→ WHAT YOU WILL DO:
Report the number of lines in the data where the word "emoji" appears, and add no other text.

→ RECORD EXCERPTS:
+ + + + +

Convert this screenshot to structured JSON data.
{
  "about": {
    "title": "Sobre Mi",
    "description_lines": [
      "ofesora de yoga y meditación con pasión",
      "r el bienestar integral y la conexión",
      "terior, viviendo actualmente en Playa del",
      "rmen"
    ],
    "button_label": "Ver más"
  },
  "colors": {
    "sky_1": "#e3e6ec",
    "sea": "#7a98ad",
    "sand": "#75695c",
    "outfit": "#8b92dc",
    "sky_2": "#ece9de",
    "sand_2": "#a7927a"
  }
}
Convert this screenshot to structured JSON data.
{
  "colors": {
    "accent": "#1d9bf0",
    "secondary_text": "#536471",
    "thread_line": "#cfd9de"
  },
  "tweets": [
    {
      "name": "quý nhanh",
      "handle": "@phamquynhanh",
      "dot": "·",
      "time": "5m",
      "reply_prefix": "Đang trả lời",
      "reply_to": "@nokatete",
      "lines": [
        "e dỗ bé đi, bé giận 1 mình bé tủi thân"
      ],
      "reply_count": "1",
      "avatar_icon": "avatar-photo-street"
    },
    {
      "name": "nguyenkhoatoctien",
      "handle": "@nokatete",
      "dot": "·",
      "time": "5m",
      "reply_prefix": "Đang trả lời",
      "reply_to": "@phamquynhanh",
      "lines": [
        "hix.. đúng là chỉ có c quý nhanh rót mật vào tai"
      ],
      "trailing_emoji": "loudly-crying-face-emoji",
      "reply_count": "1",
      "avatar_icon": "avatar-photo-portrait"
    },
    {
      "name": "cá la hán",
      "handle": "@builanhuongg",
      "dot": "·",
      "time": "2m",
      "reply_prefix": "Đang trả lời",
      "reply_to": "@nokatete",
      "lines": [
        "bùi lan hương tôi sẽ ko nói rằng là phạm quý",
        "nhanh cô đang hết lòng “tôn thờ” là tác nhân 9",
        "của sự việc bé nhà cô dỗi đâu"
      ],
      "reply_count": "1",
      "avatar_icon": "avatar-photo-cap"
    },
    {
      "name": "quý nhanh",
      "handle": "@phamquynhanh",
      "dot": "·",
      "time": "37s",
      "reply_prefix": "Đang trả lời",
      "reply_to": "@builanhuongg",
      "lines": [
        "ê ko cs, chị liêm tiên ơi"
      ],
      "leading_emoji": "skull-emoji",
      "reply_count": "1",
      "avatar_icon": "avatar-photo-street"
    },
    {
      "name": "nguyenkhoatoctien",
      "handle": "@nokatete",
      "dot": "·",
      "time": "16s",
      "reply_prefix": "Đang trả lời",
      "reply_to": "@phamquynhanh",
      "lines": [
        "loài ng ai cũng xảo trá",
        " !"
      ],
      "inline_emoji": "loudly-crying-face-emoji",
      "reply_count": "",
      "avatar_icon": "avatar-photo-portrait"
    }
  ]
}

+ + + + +

→ EXPECTED ANSWER:
3